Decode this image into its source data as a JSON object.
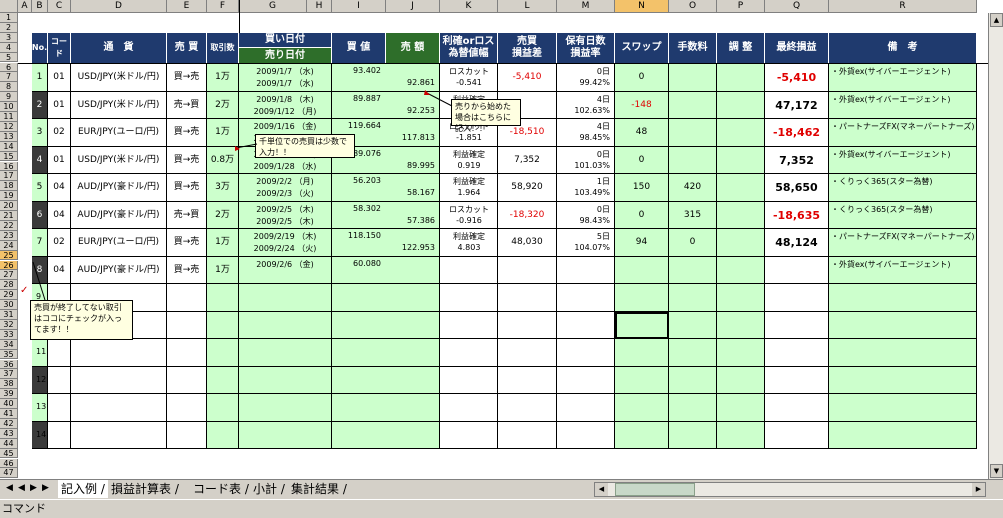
{
  "col_headers": [
    "A",
    "B",
    "C",
    "D",
    "E",
    "F",
    "G",
    "H",
    "I",
    "J",
    "K",
    "L",
    "M",
    "N",
    "O",
    "P",
    "Q",
    "R"
  ],
  "selected_col": "N",
  "row_numbers": [
    "1",
    "2",
    "3",
    "4",
    "5",
    "6",
    "7",
    "8",
    "9",
    "10",
    "11",
    "12",
    "13",
    "14",
    "15",
    "16",
    "17",
    "18",
    "19",
    "20",
    "21",
    "22",
    "23",
    "24",
    "25",
    "26",
    "27",
    "28",
    "29",
    "30",
    "31",
    "32",
    "33",
    "34",
    "35",
    "36",
    "37",
    "38",
    "39",
    "40",
    "41",
    "42",
    "43",
    "44",
    "45",
    "46",
    "47"
  ],
  "table_headers": {
    "no": "No.",
    "code": "コード",
    "currency": "通　貨",
    "direction": "売 買",
    "qty": "取引数",
    "buy_date": "買い日付",
    "sell_date": "売り日付",
    "buy_value": "買 値",
    "sell_value": "売 額",
    "result_top": "利確orロス",
    "result_bottom": "為替値幅",
    "pnl_top": "売買",
    "pnl_bottom": "損益差",
    "hold_top": "保有日数",
    "hold_bottom": "損益率",
    "swap": "スワップ",
    "fee": "手数料",
    "adjust": "調 整",
    "final": "最終損益",
    "remarks": "備　考"
  },
  "rows": [
    {
      "no": "1",
      "code": "01",
      "currency": "USD/JPY(米ドル/円)",
      "dir": "買→売",
      "qty": "1万",
      "buy_date": "2009/1/7 （水)",
      "sell_date": "2009/1/7 （水)",
      "buy_value": "93.402",
      "sell_value": "92.861",
      "result": "ロスカット",
      "diff": "-0.541",
      "pnl": "-5,410",
      "hold": "0日",
      "rate": "99.42%",
      "swap": "0",
      "fee": "",
      "adjust": "",
      "final": "-5,410",
      "remarks": "・外貨ex(サイバーエージェント)",
      "neg": true,
      "final_neg": true
    },
    {
      "no": "2",
      "code": "01",
      "currency": "USD/JPY(米ドル/円)",
      "dir": "売→買",
      "qty": "2万",
      "buy_date": "2009/1/8 （木)",
      "sell_date": "2009/1/12 （月)",
      "buy_value": "89.887",
      "sell_value": "92.253",
      "result": "利益確定",
      "diff": "",
      "pnl": "",
      "hold": "4日",
      "rate": "102.63%",
      "swap": "-148",
      "fee": "",
      "adjust": "",
      "final": "47,172",
      "remarks": "・外貨ex(サイバーエージェント)",
      "neg": false,
      "final_neg": false,
      "swap_neg": true
    },
    {
      "no": "3",
      "code": "02",
      "currency": "EUR/JPY(ユーロ/円)",
      "dir": "買→売",
      "qty": "1万",
      "buy_date": "2009/1/16 （金)",
      "sell_date": "2009/1/20 （火)",
      "buy_value": "119.664",
      "sell_value": "117.813",
      "result": "ロスカット",
      "diff": "-1.851",
      "pnl": "-18,510",
      "hold": "4日",
      "rate": "98.45%",
      "swap": "48",
      "fee": "",
      "adjust": "",
      "final": "-18,462",
      "remarks": "・パートナーズFX(マネーパートナーズ)",
      "neg": true,
      "final_neg": true
    },
    {
      "no": "4",
      "code": "01",
      "currency": "USD/JPY(米ドル/円)",
      "dir": "買→売",
      "qty": "0.8万",
      "buy_date": "2009/1/28 （水)",
      "sell_date": "2009/1/28 （水)",
      "buy_value": "89.076",
      "sell_value": "89.995",
      "result": "利益確定",
      "diff": "0.919",
      "pnl": "7,352",
      "hold": "0日",
      "rate": "101.03%",
      "swap": "0",
      "fee": "",
      "adjust": "",
      "final": "7,352",
      "remarks": "・外貨ex(サイバーエージェント)",
      "neg": false,
      "final_neg": false
    },
    {
      "no": "5",
      "code": "04",
      "currency": "AUD/JPY(豪ドル/円)",
      "dir": "買→売",
      "qty": "3万",
      "buy_date": "2009/2/2 （月)",
      "sell_date": "2009/2/3 （火)",
      "buy_value": "56.203",
      "sell_value": "58.167",
      "result": "利益確定",
      "diff": "1.964",
      "pnl": "58,920",
      "hold": "1日",
      "rate": "103.49%",
      "swap": "150",
      "fee": "420",
      "adjust": "",
      "final": "58,650",
      "remarks": "・くりっく365(スター為替)",
      "neg": false,
      "final_neg": false
    },
    {
      "no": "6",
      "code": "04",
      "currency": "AUD/JPY(豪ドル/円)",
      "dir": "売→買",
      "qty": "2万",
      "buy_date": "2009/2/5 （木)",
      "sell_date": "2009/2/5 （木)",
      "buy_value": "58.302",
      "sell_value": "57.386",
      "result": "ロスカット",
      "diff": "-0.916",
      "pnl": "-18,320",
      "hold": "0日",
      "rate": "98.43%",
      "swap": "0",
      "fee": "315",
      "adjust": "",
      "final": "-18,635",
      "remarks": "・くりっく365(スター為替)",
      "neg": true,
      "final_neg": true
    },
    {
      "no": "7",
      "code": "02",
      "currency": "EUR/JPY(ユーロ/円)",
      "dir": "買→売",
      "qty": "1万",
      "buy_date": "2009/2/19 （木)",
      "sell_date": "2009/2/24 （火)",
      "buy_value": "118.150",
      "sell_value": "122.953",
      "result": "利益確定",
      "diff": "4.803",
      "pnl": "48,030",
      "hold": "5日",
      "rate": "104.07%",
      "swap": "94",
      "fee": "0",
      "adjust": "",
      "final": "48,124",
      "remarks": "・パートナーズFX(マネーパートナーズ)",
      "neg": false,
      "final_neg": false
    },
    {
      "no": "8",
      "code": "04",
      "currency": "AUD/JPY(豪ドル/円)",
      "dir": "買→売",
      "qty": "1万",
      "buy_date": "2009/2/6 （金)",
      "sell_date": "",
      "buy_value": "60.080",
      "sell_value": "",
      "result": "",
      "diff": "",
      "pnl": "",
      "hold": "",
      "rate": "",
      "swap": "",
      "fee": "",
      "adjust": "",
      "final": "",
      "remarks": "・外貨ex(サイバーエージェント)",
      "neg": false,
      "final_neg": false
    }
  ],
  "empty_rows": [
    "9",
    "10",
    "11",
    "12",
    "13",
    "14"
  ],
  "callouts": {
    "sell_first": "売りから始めた場合はこちらに記入！！",
    "small_units": "千単位での売買は少数で入力！！",
    "unfinished": "売買が終了してない取引はココにチェックが入ってます！！"
  },
  "tabs": [
    "記入例",
    "損益計算表",
    "コード表",
    "小計",
    "集計結果"
  ],
  "active_tab": "記入例",
  "status_text": "コマンド",
  "colors": {
    "header_blue": "#1f3a6e",
    "header_green": "#2e6e2a",
    "cell_green": "#ccffcc",
    "negative": "#e00000"
  }
}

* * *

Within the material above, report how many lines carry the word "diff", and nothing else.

__YOUR RESPONSE__
8